Booker is known for his pure shooting where he knocked down 47 percent of his field goals and 41.1 percent of his shots from behind the arc in his one season with the Wildcats.
The biggest key for Booker is to get comfortable with the size and speed of the NBA players around him.
“Just figuring out the offenses, trying to get a feel for everything, the whole NBA feel, it’s totally different from college and I’m just looking forward to being in it,” Booker said.
As a young player, Booker is showing great maturity by keeping his expectations simple and taking the opportunity to learn from everyone around him.
“Just go out there and compete,” Booker said of his goals in summer league. “I’m ready to just go out there and compete and try to get wins. That’s the type of player I am. You saw that at Kentucky. We do everything to win, we sacrifice 20 minutes of playing time just to win.”
Winning is something the Suns are trying to accomplish next season as the franchise is in its longest playoff drought of five years. The team finished under .500 at 39-43 last season in Jeff Hornacek’s second year as head coach.
As it was widely reported, the Suns made a hard press at free agent LaMarcus Aldridge after also acquiring free agent center Tyson Chandler. The Suns fell short of grabbing Aldridge but in addition to drafting Booker, the team has already made several off-season moves that indicate an effort to get back to winning ways.
Returning for the Suns is point guard Brandon Knight, who is set to sign a 5-year $70 million contract.

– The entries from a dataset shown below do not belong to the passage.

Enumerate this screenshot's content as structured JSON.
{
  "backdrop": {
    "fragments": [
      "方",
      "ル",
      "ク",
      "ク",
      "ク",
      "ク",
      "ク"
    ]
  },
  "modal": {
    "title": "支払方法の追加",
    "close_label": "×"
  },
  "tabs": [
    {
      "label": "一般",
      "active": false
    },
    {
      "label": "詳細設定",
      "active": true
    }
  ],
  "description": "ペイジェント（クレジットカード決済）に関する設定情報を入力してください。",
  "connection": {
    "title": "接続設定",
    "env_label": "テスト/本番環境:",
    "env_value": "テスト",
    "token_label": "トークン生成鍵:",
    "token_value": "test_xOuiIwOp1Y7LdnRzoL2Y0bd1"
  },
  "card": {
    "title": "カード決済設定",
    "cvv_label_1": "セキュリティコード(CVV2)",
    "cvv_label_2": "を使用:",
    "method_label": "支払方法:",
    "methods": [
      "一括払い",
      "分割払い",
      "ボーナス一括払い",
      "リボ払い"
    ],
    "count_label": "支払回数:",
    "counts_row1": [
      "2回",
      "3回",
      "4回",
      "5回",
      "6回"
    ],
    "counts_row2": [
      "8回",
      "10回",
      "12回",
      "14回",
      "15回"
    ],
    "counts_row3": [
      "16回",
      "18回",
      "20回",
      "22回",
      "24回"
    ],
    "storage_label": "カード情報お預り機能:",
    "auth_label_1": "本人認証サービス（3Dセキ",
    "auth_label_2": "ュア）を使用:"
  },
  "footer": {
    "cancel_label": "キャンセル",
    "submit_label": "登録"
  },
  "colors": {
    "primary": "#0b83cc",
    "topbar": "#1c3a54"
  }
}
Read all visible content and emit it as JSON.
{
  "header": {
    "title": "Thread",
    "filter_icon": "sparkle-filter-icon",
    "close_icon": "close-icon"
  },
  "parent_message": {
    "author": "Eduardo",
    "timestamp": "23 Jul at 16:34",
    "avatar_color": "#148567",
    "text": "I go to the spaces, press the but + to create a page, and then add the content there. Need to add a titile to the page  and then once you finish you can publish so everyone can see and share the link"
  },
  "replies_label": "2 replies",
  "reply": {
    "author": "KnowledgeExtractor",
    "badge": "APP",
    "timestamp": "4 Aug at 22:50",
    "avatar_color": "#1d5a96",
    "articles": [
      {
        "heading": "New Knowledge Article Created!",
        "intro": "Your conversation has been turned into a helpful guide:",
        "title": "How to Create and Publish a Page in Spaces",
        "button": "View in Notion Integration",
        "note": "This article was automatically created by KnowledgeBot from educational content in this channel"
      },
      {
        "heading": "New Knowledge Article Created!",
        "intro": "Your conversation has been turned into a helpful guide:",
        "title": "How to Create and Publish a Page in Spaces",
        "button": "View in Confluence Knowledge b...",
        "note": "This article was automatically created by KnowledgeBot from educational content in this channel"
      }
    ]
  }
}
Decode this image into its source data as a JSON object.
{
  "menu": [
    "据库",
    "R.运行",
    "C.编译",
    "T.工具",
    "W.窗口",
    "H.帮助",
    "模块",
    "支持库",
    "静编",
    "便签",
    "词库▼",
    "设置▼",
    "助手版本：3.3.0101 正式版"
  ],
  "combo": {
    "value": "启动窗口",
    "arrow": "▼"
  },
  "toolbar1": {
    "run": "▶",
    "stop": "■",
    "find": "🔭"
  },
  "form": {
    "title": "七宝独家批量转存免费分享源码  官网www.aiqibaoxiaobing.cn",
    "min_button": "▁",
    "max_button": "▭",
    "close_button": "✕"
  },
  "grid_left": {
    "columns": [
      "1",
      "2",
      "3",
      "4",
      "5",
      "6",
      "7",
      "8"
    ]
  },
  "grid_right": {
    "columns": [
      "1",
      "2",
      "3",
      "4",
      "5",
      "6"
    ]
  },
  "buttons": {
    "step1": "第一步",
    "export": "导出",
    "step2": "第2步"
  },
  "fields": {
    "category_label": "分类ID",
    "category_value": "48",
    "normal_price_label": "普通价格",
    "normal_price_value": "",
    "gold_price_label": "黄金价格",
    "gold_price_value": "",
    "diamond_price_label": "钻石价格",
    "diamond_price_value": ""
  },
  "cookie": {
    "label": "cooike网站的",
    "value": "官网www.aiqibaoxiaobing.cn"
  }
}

And in several coaching moves, the team parted ways with assistant coach Kenny Gattison and moved assistant coach Mark West to a front office position paving the way for promotions to Corey Gaines from player development coach to assistant coach and appointed Bakersfield Jam [the Suns D-league affiliate] head coach Nate Bjorkgren to player development coach.
Bjorkgren is set to run the team in Las Vegas for the summer league and his main goal is getting the guys to play hard.
“On day one, the main thing was playing extremely hard,” Bjorkgren said. “I threw a lot of defensive things at them this morning and the biggest thing for me, is that they are all moving at a very fast pace. We want to step on that floor and be very active.”
Bjorkgren was very adamant that his main objective is to get the players to play hard for each other, something the team is looking to instill in their roster players early-on.
“Just that the guys play hard and play hard for each other,” Bjorkgren said. “You know, the number one thing in summer league is these guys are looking to try and help their individual futures, looking to maybe get a spot in the NBA, or get a spot overseas. The only way that that works is if you play hard for each other and these guys have to do great things in the team concepts and then everybody looks good.”
Some of the players on the Suns summer league team won’t be joining the Suns during the 2015-2016 season. But the changes in culture and coaching mentality have to start somewhere. It is important to develop the younger players, such as Booker, Len, Goodwin and Warren, so they are ready for keys roles during the NBA season.
“Chemistry has to be developed in these early stages of practice,” Bjorkgren said. “It just gives a sense of confidence knowing that when you have the ball and move it, that you’re going to get it back to be able to make plays. And that’s the thing, you’re going to see guys really sharing the ball and doing nice things for each other.”
Second-year player, Warren echoed Bjorkgren’s sentiments about the importance of building chemistry as these players will be relied on heavily for bench contribution next season.
“Just trying to build that chemistry with the guys,” Warren said. “Devin is a great player, great shooter, work his way in [to] summer league to get to play with him there and [that] leads up to the regular season.”
There are no guarantees in the NBA and no guarantees the changes and efforts by the Suns will result in more season wins next year. But with a young nucleus of players and a more solidified direction, the Suns have a chance to turn the tide.
And it all starts with building chemistry with the young players during summer league play.